Early on, there were some fun aspects to quarantine.
Spring break was indefinite. The whole family was together. Rules and schedules
were relaxed. Creative solutions were popping up all over the place and keeping
But as stay-at-home orders get extended with no end date in
sight, the collective feeling seems to be shifting.
Hollie Gonzalez, LMHC, NCC, CCM and Premera case
manager offers tips for helping children—and adults for that matter!--through
this period of uncertainty.
The Current State
It does seem that quarantine has been getting more difficult
for a lot of people, children included. I’ve noticed that for many anxiety has
moved into general malaise or even depression.
It’s important to pay attention to children and adolescents
and watch for any changes in behavior and mood. Children don’t always show the depressive
behaviors we expect like crying, lack of energy, hopelessness, oversleeping. You
may find they are increasingly easily irritated, acting out, or becoming more
oppositional or defiant.
If you notice these signs, acknowledge them and reach out to
your child. Ask them what’s going on inside so they also may also acknowledge
and verbalize those thoughts and feelings.
Talk About Feelings
Research shows that saying what we’re feeling out loud
actually integrates right and left hemispheres of the brain and can have a
calming effect. Getting them to talk about feelings, events, what they miss
makes it real. puts it out there in the open and decreases the chance that
those bottled up feelings will start to “come out sideways” in negative and
possibly harmful ways.
Once they’ve verbalized all of this, our role as parents is
crucial. How we respond will have an impact and provides connection – feeling
that you’re not alone is important.
It’s helpful to acknowledge what’s going on for them
and to validate this with phrases such as “it makes sense you’d feel this way…”
In his book, The Whole Brain Child, neuropsychiatrist
Daniel Siegel talks about “riding the wave” with children. That means
experiencing the ups and downs and meeting them where they are and sitting there with
them–with all of those swirling and often uncomfortable emotions. Spend some
time there before moving on to problem solving or next steps. Allow space
for they’re feelings. Give them permission to cry, scream (think barbaric
yelp), punch the pillow, kick the ball as hard as they can (outside).
Take time to be in nature and really pay attention to the
things you may not have noticed before, like certain flowers, trees. I try
to take a walk with my daughter daily during my lunch break. We check in on the
neighborhood animals including frog eggs which have now hatched. We’ve made a
game of spotting the frogs in the marsh (they’re hard to spot).
It doesn’t have to be
meditation or yoga to be helpful. Simple doodling, coloring, painting, dancing, mindful

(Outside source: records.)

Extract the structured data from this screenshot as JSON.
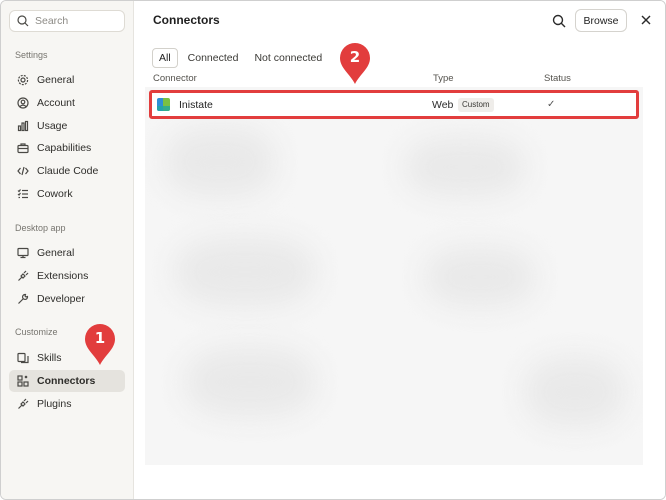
{
  "sidebar": {
    "search_placeholder": "Search",
    "sections": {
      "settings": "Settings",
      "desktop_app": "Desktop app",
      "customize": "Customize"
    },
    "items": [
      {
        "label": "General",
        "icon": "gear-icon"
      },
      {
        "label": "Account",
        "icon": "user-circle-icon"
      },
      {
        "label": "Usage",
        "icon": "bar-chart-icon"
      },
      {
        "label": "Capabilities",
        "icon": "briefcase-icon"
      },
      {
        "label": "Claude Code",
        "icon": "code-icon"
      },
      {
        "label": "Cowork",
        "icon": "checklist-icon"
      },
      {
        "label": "General",
        "icon": "monitor-icon"
      },
      {
        "label": "Extensions",
        "icon": "plug-icon"
      },
      {
        "label": "Developer",
        "icon": "wrench-icon"
      },
      {
        "label": "Skills",
        "icon": "skills-icon"
      },
      {
        "label": "Connectors",
        "icon": "connectors-icon",
        "active": true
      },
      {
        "label": "Plugins",
        "icon": "plug-icon"
      }
    ]
  },
  "main": {
    "title": "Connectors",
    "browse_label": "Browse",
    "tabs": [
      {
        "label": "All",
        "active": true
      },
      {
        "label": "Connected"
      },
      {
        "label": "Not connected"
      }
    ],
    "columns": {
      "connector": "Connector",
      "type": "Type",
      "status": "Status"
    },
    "rows": [
      {
        "name": "Inistate",
        "type": "Web",
        "badge": "Custom",
        "status": "✓"
      }
    ]
  },
  "callouts": [
    "1",
    "2"
  ],
  "colors": {
    "callout_red": "#e23d3d",
    "sidebar_bg": "#f7f6f3",
    "active_item_bg": "#e5e3de"
  }
}
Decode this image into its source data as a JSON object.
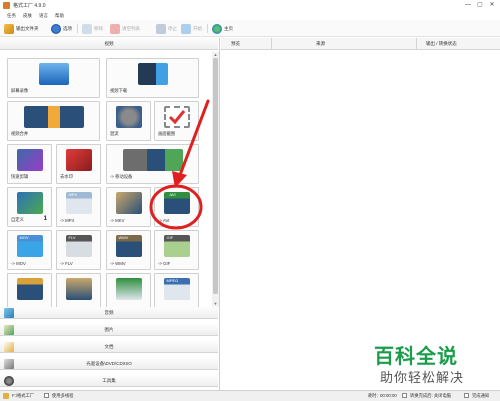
{
  "window": {
    "title": "格式工厂 4.9.0",
    "controls": [
      "—",
      "▢",
      "✕"
    ]
  },
  "menu": [
    "任务",
    "皮肤",
    "语言",
    "帮助"
  ],
  "toolbar": {
    "output_folder": "输出文件夹",
    "options": "选项",
    "remove": "移除",
    "clear_list": "清空列表",
    "stop": "停止",
    "start": "开始",
    "homepage": "主页"
  },
  "categories": {
    "video": "视频",
    "audio": "音频",
    "picture": "图片",
    "document": "文档",
    "disc": "光驱设备\\DVD\\CD\\ISO",
    "toolbox": "工具集"
  },
  "tiles": {
    "screen_record": "屏幕录像",
    "video_download": "视频下载",
    "video_merge": "视频合并",
    "mix": "混流",
    "watermark": "画面截图",
    "quick_clip": "快速剪辑",
    "gif_clip": "去水印",
    "to_mobile": "-> 移动设备",
    "custom": "自定义",
    "custom_count": "1",
    "to_mp4": "-> MP4",
    "to_mkv": "-> MKV",
    "to_avi": "-> AVI",
    "to_mov": "-> MOV",
    "to_flv": "-> FLV",
    "to_wmv": "-> WMV",
    "to_gif": "-> GIF"
  },
  "tile_badges": {
    "mp4": "MP4",
    "mov": "MOV",
    "flv": "FLV",
    "wmv": "WMV",
    "gif": "GIF",
    "avi": "AVI",
    "mpeg": "MPEG"
  },
  "table": {
    "col_preview": "预览",
    "col_source": "来源",
    "col_output": "输出 / 转换状态"
  },
  "status": {
    "output_folder": "F:\\格式工厂",
    "multithread": "使用多线程",
    "elapsed_label": "耗时:",
    "elapsed": "00:00:00",
    "shutdown_after": "转换完成后: 关闭电脑",
    "notify": "完成通知"
  },
  "watermark": {
    "line1": "百科全说",
    "line2": "助你轻松解决"
  },
  "colors": {
    "annotation_red": "#e02020",
    "brand_green": "#1a9d4b"
  }
}
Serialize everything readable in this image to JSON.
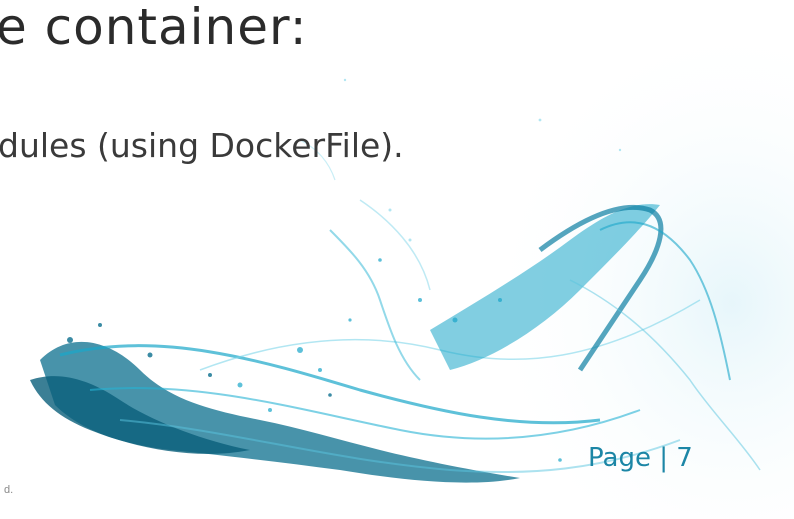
{
  "slide": {
    "heading": "e container:",
    "bullet": "dules (using DockerFile).",
    "page_number": "Page | 7",
    "footer_fragment": "d."
  },
  "decoration": {
    "image": "blue-ink-splash-in-water",
    "colors": {
      "deep": "#0b6f8e",
      "mid": "#1aa6c9",
      "light": "#7fd6ea",
      "wash": "#e4f5fa"
    }
  }
}
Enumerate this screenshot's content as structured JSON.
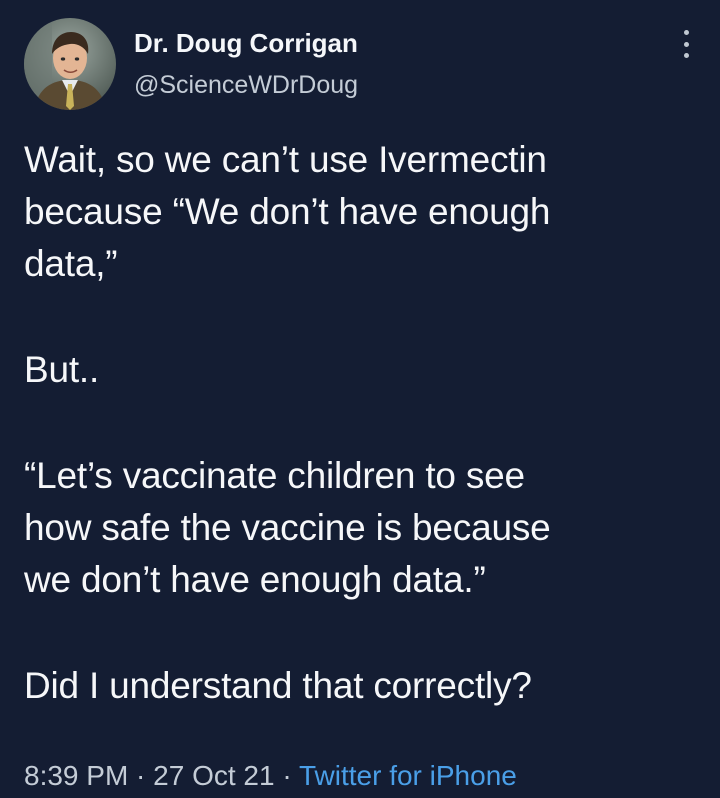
{
  "author": {
    "display_name": "Dr. Doug Corrigan",
    "handle": "@ScienceWDrDoug",
    "avatar_icon": "profile-photo"
  },
  "tweet": {
    "paragraphs": [
      "Wait, so we can’t use Ivermectin\nbecause “We don’t have enough\ndata,”",
      "But..",
      "“Let’s vaccinate children to see\nhow safe the vaccine is because\nwe don’t have enough data.”",
      "Did I understand that correctly?"
    ]
  },
  "meta": {
    "time": "8:39 PM",
    "separator": " · ",
    "date": "27 Oct 21",
    "source": "Twitter for iPhone"
  },
  "colors": {
    "background": "#141d33",
    "text": "#f6f7f9",
    "secondary": "#c4ccd6",
    "link": "#4a9fe8"
  }
}
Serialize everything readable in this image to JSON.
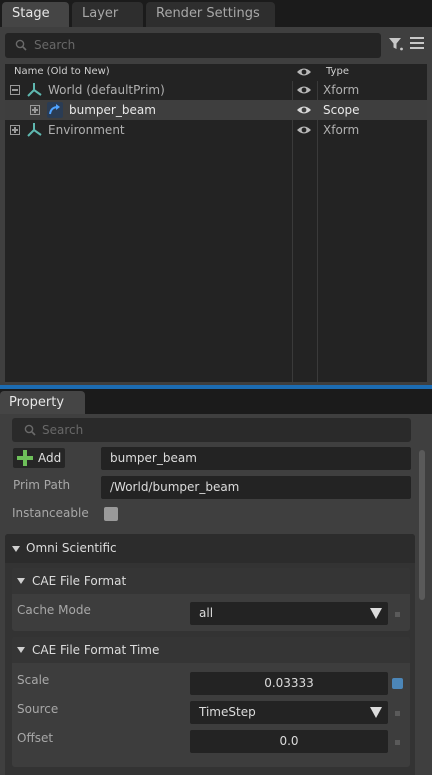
{
  "stage": {
    "tabs": [
      {
        "label": "Stage"
      },
      {
        "label": "Layer"
      },
      {
        "label": "Render Settings"
      }
    ],
    "search_placeholder": "Search",
    "columns": {
      "name": "Name (Old to New)",
      "visibility": "eye-icon",
      "type": "Type"
    },
    "rows": [
      {
        "label": "World (defaultPrim)",
        "type": "Xform",
        "icon": "xform-axis-icon",
        "expander": "collapse",
        "selected": false
      },
      {
        "label": "bumper_beam",
        "type": "Scope",
        "icon": "scope-reference-icon",
        "expander": "expand",
        "selected": true
      },
      {
        "label": "Environment",
        "type": "Xform",
        "icon": "xform-axis-icon",
        "expander": "expand",
        "selected": false
      }
    ]
  },
  "property": {
    "tab_label": "Property",
    "search_placeholder": "Search",
    "add_label": "Add",
    "prim_name": "bumper_beam",
    "prim_path_label": "Prim Path",
    "prim_path": "/World/bumper_beam",
    "instanceable_label": "Instanceable",
    "instanceable": false,
    "section": {
      "title": "Omni Scientific",
      "subsections": [
        {
          "title": "CAE File Format",
          "cache_mode_label": "Cache Mode",
          "cache_mode_value": "all"
        },
        {
          "title": "CAE File Format Time",
          "scale_label": "Scale",
          "scale_value": "0.03333",
          "source_label": "Source",
          "source_value": "TimeStep",
          "offset_label": "Offset",
          "offset_value": "0.0"
        }
      ]
    }
  },
  "colors": {
    "accent": "#1c6cb3",
    "add_plus": "#6ec05a",
    "xform_icon": "#5fb8b0",
    "scope_icon": "#3d8fe0"
  }
}
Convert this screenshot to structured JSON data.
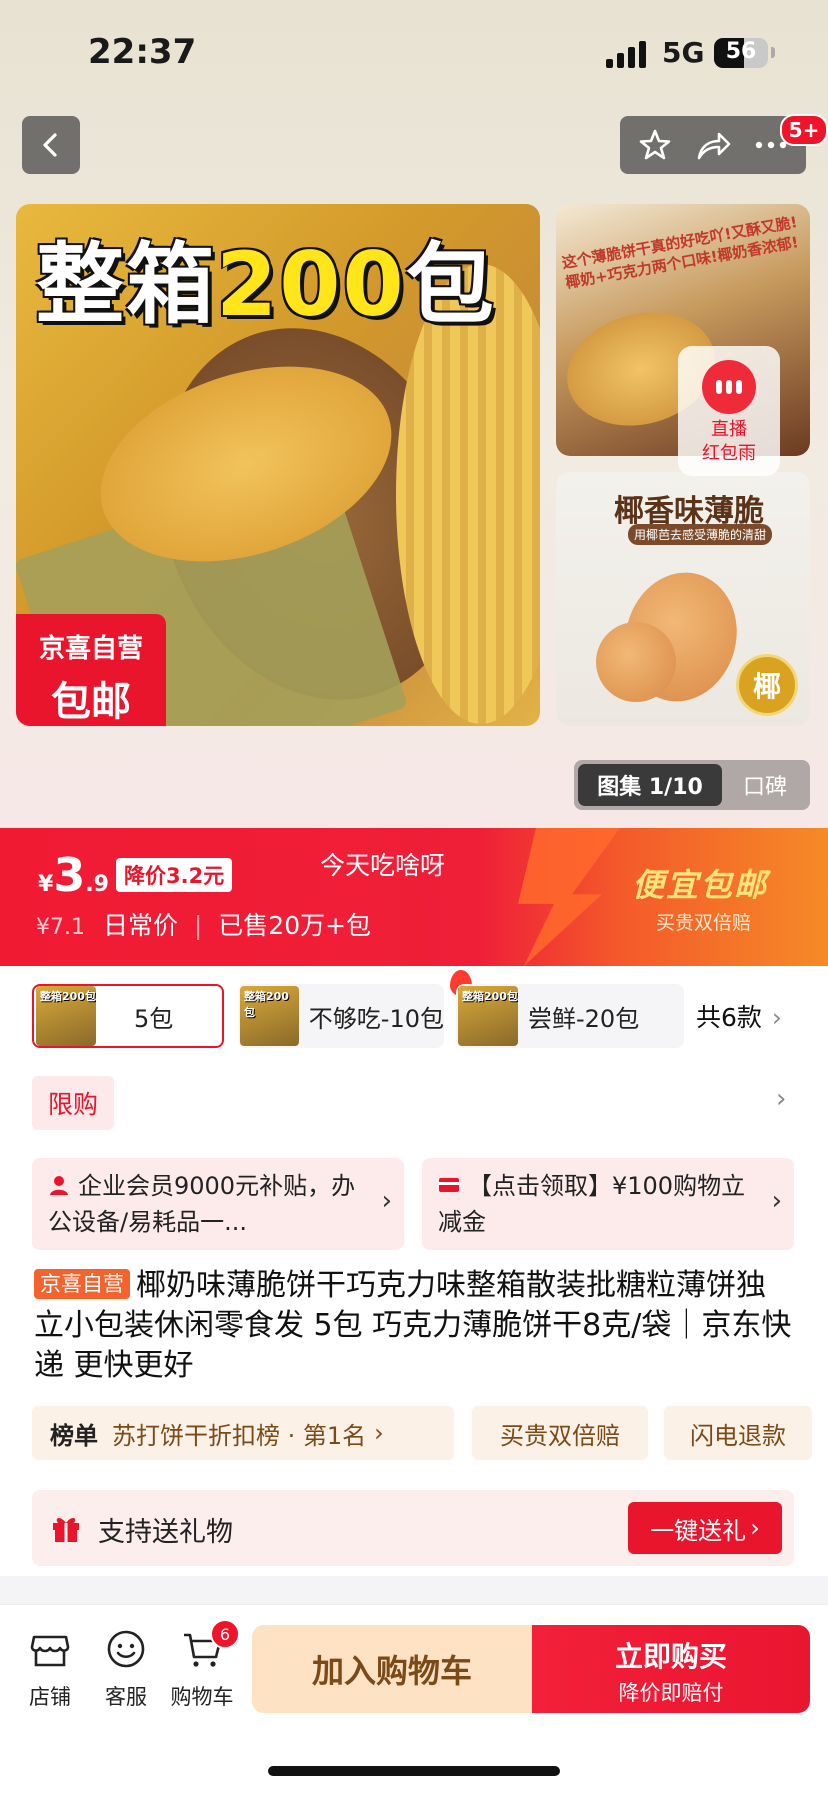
{
  "status": {
    "time": "22:37",
    "network": "5G",
    "battery": "56",
    "battery_level": 0.56
  },
  "header": {
    "back_icon": "chevron-left-icon",
    "actions": [
      "star-icon",
      "share-icon",
      "more-icon"
    ],
    "message_badge": "5+"
  },
  "gallery_images": {
    "main": {
      "headline_pre": "整箱",
      "headline_num": "200",
      "headline_post": "包",
      "corner_line1": "京喜自营",
      "corner_line2": "包邮"
    },
    "side1": {
      "caption": "这个薄脆饼干真的好吃吖!又酥又脆!椰奶+巧克力两个口味!椰奶香浓郁!"
    },
    "side2": {
      "title": "椰香味薄脆",
      "subtitle": "用椰芭去感受薄脆的清甜",
      "seal": "椰"
    },
    "live": {
      "line1": "直播",
      "line2": "红包雨"
    },
    "counter": "图集 1/10",
    "reviews_tab": "口碑"
  },
  "price_banner": {
    "currency": "¥",
    "price_int": "3",
    "price_dec": ".9",
    "drop_tag": "降价3.2元",
    "note": "今天吃啥呀",
    "original_price": "¥7.1",
    "original_label": "日常价",
    "sold": "已售20万+包",
    "shipping_title": "便宜包邮",
    "shipping_sub": "买贵双倍赔"
  },
  "variants": {
    "items": [
      {
        "label": "5包",
        "thumb_text": "整箱200包",
        "selected": true
      },
      {
        "label": "不够吃-10包",
        "thumb_text": "整箱200包",
        "selected": false
      },
      {
        "label": "尝鲜-20包",
        "thumb_text": "整箱200包",
        "selected": false
      }
    ],
    "count": "共6款"
  },
  "limit_label": "限购",
  "promos": [
    {
      "text": "企业会员9000元补贴，办公设备/易耗品一...",
      "icon": "person-icon"
    },
    {
      "text": "【点击领取】¥100购物立减金",
      "icon": "card-icon"
    }
  ],
  "product": {
    "tag": "京喜自营",
    "title": "椰奶味薄脆饼干巧克力味整箱散装批糖粒薄饼独立小包装休闲零食发 5包 巧克力薄脆饼干8克/袋｜京东快递 更快更好"
  },
  "chips": {
    "rank_label": "榜单",
    "rank_text": "苏打饼干折扣榜 · 第1名",
    "guarantee1": "买贵双倍赔",
    "guarantee2": "闪电退款"
  },
  "gift": {
    "label": "支持送礼物",
    "button": "一键送礼"
  },
  "bottom_bar": {
    "store": "店铺",
    "service": "客服",
    "cart": "购物车",
    "cart_badge": "6",
    "add_to_cart": "加入购物车",
    "buy_now": "立即购买",
    "buy_now_sub": "降价即赔付"
  },
  "colors": {
    "brand_red": "#e8152d",
    "orange": "#f58a27",
    "gold": "#ffe27a"
  }
}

walking, or any activity where you can lose yourself and go all in for that moment.
Connect from a distance
Finding creative ways for no-contact interaction can be fun
and bring joy to others as well. My daughter and I have started a Gratitude
Garden on the embankment of our yard near the road where everyone in the
neighborhood walks. It started as my daughter just wanted to paint some rocks to
put on display. We then realized they symbolize things for which we’re
grateful–anything from tacos, and ice cream to family and hope.
Writing messages to friends and neighbors with sidewalk
chalk. We even ventured out into the adjacent neighborhood where many
schoolmates live and wrote messages and drew pictures to let them know we were
there and are thinking of them. With some friends there have been messages back
and forth. I also noticed that some kids (maybe adults?) had a tic-tac-toe
game going with the sidewalk chalk.
What You Can Do
Hope is important – this won’t last forever, but things may
never seem completely back to normal either. Shifting the conversation
from what we can’t do to a more creative dialogue about what we can do may
bring a sense of hope.
Finally, nutrition, exercise, and sunshine all help tremendously
with mood. It’s important to pay attention to how were feeding ourselves, not
just what we’re eating but also what we’re feeding ourselves emotionally.
Premera has telehealth services available for adults and children who need medical or mental healthcare during the COVID-19 emergency.
Depression Association of America has tips on dealing with COVID-related anxiety.
Dr. Dan Siegel offers resources and courses on mindfulness.
COVID-19 Resources from the Depression and Bipolar Support Alliance.
Resources for parents from the American Academy of Child and Adolescent Psychiatry.
The Balanced Mind Parent Network has resources for parents of children with mood disorders.